Invasive Species of the Month: June 2012
Scotch broom (Cytisus scoparius)
Also Known As
English broom, broomtops, commom broom, European broom, Irish broom
Scotch broom is a long living perennial shrub that is native to western and central Europe. It can form dense, impenetrable stands that displace native species, degrade rangeland and wildlife habitat, and increase the risk of wildfires. Scotch broom reproduces by seed and can be toxic to humans and livestock when ingested.
Dark green stems are 5–angled with smooth, sharply angled branches. The plant usually grows 3–9 feet tall, but can reach up to 13 feet. Scotch broom has an aggressive root system that consists of a deep, branched taproot and large, shallow lateral roots.
Leaves are small, alternate, and comprised of 3 oval leaflets. The leaves may not be noticeable due to the plant's dark green stems, and are absent from late summer to early spring.
Bright yellow flowers are approximately 1 inch long, sometimes with red or purple petals. Flowers have 5 petals, occur individually or paired in the leaf axils, and bloom from March through June.
Seeds and Fruit
Flat seedpods are 1–2 inches long and dark brown to black with fine white hairs along the edges. Seedpods burst when mature, scattering 5–9 bean-like seeds over several feet.

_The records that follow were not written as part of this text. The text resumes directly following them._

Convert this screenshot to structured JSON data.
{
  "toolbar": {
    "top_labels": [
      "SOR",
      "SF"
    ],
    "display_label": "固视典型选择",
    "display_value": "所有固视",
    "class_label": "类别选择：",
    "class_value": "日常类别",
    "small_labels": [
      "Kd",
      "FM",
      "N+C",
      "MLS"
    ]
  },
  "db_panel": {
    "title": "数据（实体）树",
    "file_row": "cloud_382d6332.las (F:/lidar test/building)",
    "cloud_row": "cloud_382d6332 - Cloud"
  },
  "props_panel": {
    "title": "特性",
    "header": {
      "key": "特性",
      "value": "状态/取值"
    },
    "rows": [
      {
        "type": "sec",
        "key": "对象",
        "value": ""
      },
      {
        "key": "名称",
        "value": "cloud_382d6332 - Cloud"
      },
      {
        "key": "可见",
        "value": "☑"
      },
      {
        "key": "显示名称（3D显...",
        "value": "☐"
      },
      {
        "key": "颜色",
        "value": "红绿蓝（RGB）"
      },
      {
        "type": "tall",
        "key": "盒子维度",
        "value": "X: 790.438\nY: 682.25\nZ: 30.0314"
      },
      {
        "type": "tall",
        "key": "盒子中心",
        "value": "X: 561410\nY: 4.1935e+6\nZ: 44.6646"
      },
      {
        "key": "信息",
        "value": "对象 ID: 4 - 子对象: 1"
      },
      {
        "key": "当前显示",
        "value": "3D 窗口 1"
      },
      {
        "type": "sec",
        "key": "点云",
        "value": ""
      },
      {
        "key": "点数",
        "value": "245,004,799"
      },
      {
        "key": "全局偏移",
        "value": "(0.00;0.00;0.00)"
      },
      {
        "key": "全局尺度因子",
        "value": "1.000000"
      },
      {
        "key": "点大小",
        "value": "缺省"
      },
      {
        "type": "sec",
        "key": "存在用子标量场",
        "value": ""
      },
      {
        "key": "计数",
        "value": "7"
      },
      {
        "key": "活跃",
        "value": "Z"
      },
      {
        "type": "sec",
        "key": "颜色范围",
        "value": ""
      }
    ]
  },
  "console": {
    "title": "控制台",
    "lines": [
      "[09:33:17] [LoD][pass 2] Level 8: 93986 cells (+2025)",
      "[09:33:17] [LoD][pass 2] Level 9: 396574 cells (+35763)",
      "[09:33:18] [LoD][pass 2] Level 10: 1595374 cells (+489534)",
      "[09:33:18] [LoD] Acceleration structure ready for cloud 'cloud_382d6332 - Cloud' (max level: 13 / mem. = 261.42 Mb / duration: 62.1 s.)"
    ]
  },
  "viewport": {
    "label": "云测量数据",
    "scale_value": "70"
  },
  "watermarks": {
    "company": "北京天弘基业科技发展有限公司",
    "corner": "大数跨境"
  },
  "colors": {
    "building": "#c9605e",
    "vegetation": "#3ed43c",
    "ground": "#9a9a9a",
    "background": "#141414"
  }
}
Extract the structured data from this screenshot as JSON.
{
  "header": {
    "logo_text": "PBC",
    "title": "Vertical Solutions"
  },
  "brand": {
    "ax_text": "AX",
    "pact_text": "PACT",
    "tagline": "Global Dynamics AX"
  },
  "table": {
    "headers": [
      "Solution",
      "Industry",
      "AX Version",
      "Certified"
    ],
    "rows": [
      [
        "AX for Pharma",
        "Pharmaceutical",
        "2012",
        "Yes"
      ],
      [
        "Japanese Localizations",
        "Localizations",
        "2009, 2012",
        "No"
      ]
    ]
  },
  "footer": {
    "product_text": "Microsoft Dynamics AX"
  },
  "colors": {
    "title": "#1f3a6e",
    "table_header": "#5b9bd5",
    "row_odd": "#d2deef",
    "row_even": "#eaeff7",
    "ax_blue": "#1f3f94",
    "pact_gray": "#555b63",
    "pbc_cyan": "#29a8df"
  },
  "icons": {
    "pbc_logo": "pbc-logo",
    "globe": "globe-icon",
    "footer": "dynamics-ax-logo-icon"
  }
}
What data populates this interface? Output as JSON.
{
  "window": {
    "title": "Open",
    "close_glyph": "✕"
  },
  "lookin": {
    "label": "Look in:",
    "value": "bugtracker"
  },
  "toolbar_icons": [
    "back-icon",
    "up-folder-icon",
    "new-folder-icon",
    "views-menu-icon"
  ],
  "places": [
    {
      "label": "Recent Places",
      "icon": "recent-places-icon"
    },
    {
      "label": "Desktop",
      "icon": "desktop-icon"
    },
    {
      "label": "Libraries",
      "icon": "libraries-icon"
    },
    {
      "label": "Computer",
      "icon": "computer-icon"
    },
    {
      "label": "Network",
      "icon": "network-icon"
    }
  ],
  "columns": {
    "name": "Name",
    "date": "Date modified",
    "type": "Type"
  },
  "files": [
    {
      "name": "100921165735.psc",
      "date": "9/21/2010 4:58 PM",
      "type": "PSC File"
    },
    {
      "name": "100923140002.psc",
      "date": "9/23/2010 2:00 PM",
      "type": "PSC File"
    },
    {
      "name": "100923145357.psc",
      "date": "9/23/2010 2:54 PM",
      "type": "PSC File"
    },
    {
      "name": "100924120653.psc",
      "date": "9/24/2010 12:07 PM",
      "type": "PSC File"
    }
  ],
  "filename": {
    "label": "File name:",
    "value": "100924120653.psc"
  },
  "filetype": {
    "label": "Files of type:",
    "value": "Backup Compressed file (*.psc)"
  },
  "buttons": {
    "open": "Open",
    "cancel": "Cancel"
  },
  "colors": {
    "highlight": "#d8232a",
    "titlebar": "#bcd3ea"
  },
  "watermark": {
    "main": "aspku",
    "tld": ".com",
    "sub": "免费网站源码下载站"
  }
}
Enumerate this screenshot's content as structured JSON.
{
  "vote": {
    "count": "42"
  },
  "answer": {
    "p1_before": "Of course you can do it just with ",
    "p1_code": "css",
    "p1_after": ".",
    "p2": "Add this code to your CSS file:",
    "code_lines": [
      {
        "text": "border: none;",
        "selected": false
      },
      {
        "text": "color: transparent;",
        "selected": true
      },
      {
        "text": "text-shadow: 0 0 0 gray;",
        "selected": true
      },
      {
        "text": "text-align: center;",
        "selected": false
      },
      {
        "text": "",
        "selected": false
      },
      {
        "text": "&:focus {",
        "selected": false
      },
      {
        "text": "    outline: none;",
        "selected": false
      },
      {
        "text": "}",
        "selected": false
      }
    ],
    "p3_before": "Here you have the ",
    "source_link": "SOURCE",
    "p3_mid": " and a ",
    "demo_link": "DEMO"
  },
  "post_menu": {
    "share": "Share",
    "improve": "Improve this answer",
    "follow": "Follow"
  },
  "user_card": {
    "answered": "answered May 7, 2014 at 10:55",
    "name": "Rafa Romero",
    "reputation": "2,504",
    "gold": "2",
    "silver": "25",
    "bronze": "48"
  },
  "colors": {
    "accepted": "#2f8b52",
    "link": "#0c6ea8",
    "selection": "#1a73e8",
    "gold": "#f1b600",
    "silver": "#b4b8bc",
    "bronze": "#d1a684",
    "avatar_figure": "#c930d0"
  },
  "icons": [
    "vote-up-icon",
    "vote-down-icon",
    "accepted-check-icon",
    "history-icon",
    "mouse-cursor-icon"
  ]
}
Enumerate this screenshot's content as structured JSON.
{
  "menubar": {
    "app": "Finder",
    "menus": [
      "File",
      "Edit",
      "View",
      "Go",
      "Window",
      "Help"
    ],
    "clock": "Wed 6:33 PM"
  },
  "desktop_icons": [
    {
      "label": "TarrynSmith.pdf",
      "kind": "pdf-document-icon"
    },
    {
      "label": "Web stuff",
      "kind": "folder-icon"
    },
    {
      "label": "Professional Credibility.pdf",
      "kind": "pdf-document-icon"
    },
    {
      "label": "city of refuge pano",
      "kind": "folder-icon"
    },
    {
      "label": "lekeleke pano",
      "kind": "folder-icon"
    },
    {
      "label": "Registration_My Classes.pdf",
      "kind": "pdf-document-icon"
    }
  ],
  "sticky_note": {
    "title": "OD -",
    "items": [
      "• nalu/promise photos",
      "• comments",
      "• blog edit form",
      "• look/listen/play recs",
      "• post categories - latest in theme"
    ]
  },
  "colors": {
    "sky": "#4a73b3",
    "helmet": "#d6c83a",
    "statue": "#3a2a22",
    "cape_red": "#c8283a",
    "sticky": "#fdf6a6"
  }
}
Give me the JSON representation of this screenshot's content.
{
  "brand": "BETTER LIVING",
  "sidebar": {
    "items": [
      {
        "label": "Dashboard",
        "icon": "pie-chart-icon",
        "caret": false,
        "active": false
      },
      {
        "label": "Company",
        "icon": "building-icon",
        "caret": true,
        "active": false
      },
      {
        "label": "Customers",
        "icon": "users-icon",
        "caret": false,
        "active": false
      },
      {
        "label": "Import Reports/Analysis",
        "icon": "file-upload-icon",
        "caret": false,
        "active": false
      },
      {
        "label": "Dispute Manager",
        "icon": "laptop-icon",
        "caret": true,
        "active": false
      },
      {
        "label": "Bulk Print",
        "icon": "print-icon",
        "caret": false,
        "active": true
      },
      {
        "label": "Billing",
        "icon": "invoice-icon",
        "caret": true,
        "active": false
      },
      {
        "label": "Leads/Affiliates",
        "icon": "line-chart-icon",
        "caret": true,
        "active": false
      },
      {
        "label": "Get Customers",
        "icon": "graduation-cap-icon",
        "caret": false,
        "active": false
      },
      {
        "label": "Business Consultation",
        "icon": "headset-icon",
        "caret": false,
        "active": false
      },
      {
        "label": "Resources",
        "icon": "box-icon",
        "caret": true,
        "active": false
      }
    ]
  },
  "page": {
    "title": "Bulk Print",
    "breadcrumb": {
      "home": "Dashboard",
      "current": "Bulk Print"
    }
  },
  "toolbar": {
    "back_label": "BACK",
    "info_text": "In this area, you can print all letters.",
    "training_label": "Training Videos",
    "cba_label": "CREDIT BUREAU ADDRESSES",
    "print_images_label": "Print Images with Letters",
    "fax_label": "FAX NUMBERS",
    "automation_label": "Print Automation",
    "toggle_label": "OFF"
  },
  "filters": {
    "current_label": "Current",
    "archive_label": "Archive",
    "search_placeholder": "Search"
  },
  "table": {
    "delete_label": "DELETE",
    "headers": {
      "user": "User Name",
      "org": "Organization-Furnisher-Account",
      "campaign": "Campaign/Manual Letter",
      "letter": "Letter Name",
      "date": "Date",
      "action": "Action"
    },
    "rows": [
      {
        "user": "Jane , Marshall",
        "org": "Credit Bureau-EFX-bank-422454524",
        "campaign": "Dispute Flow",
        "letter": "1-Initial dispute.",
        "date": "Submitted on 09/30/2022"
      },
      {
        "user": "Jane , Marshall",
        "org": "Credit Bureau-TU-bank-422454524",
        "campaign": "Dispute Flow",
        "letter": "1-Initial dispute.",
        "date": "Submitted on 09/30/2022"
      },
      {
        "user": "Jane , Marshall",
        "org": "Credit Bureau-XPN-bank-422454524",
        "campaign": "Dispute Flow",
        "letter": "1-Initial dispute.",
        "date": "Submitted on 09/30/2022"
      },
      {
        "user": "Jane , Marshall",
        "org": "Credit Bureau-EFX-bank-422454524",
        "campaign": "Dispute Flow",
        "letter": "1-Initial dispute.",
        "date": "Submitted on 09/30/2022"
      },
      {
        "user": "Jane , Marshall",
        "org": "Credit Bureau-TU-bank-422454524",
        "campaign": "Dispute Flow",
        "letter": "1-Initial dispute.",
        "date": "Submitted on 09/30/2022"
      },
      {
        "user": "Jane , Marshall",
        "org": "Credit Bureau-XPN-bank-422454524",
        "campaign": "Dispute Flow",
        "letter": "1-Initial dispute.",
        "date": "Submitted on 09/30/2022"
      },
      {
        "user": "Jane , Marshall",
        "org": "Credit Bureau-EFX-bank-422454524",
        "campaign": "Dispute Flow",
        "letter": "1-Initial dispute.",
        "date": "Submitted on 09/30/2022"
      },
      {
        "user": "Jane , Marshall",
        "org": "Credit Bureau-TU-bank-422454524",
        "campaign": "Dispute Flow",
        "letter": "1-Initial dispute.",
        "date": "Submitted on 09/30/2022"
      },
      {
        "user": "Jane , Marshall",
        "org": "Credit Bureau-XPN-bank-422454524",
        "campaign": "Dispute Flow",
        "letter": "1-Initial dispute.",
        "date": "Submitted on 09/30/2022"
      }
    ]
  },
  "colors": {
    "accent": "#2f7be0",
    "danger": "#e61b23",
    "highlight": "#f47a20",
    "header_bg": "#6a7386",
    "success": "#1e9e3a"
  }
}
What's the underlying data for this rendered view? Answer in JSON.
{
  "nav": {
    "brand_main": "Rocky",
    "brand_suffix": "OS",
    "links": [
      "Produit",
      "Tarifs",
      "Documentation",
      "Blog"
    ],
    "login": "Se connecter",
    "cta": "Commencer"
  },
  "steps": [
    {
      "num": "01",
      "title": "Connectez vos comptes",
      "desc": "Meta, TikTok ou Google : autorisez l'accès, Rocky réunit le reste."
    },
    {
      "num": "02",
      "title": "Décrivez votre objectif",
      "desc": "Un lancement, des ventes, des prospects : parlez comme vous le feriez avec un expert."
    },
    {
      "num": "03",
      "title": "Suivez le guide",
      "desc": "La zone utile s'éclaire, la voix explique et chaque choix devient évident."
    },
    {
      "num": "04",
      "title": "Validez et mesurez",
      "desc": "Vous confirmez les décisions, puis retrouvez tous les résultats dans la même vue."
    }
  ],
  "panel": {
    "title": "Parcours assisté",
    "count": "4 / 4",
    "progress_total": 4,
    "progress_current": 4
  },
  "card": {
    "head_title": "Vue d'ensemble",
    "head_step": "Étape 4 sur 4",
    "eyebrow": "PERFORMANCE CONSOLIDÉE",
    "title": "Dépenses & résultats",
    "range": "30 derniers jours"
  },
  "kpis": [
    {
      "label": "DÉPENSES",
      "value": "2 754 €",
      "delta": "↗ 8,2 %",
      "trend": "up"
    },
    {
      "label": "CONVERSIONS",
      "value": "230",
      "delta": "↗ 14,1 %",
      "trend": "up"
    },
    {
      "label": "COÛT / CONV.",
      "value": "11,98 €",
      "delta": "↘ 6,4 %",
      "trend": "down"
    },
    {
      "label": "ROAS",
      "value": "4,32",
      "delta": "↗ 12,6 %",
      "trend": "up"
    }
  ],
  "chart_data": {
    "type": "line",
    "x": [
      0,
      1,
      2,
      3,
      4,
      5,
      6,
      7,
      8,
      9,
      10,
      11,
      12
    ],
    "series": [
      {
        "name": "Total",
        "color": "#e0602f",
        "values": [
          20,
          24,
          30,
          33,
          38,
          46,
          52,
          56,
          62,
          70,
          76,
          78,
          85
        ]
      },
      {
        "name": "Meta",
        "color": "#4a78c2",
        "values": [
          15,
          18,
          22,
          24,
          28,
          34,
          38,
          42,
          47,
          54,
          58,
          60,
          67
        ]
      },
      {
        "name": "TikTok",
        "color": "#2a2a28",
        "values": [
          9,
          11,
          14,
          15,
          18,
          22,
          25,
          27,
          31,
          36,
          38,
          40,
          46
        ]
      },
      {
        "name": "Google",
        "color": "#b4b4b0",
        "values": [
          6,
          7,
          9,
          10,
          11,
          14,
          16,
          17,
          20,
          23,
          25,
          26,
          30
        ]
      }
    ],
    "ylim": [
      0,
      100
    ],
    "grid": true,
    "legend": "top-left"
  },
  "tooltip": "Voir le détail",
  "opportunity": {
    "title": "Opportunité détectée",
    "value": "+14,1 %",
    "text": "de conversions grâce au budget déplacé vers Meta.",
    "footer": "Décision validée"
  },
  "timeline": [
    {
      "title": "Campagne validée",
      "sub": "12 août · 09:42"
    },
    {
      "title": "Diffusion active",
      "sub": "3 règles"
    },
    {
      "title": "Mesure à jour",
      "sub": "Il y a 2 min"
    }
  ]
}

Scotch broom can rapidly invade disturbed areas and thrives in dry, sandy soils with full sun. It can be found in both mountainous regions and cool coastal areas and is usually found in open forests, grasslands, pastures, meadows, dry riverbeds, and along roadsides.
Species Identification and CharacteristicsBugwoodWiki
Invasive.org Images and Overview
Montana State University Extension Fact Sheet (PDF)
Montana Weed Control Association Fact Sheet
The Nature Conservancy Canada Fact Sheet (PDF)
USDA Forest Service Fact Sheet (PDF)
Management and Control Resources
Biology, Ecology, and Management of Scotch Broom: Montana State University Extension (PDF)
Scotch Broom: Biology and Management in the Pacific Northwest: Oregon State University Extension (PDF)
USDA Forest Service Species Information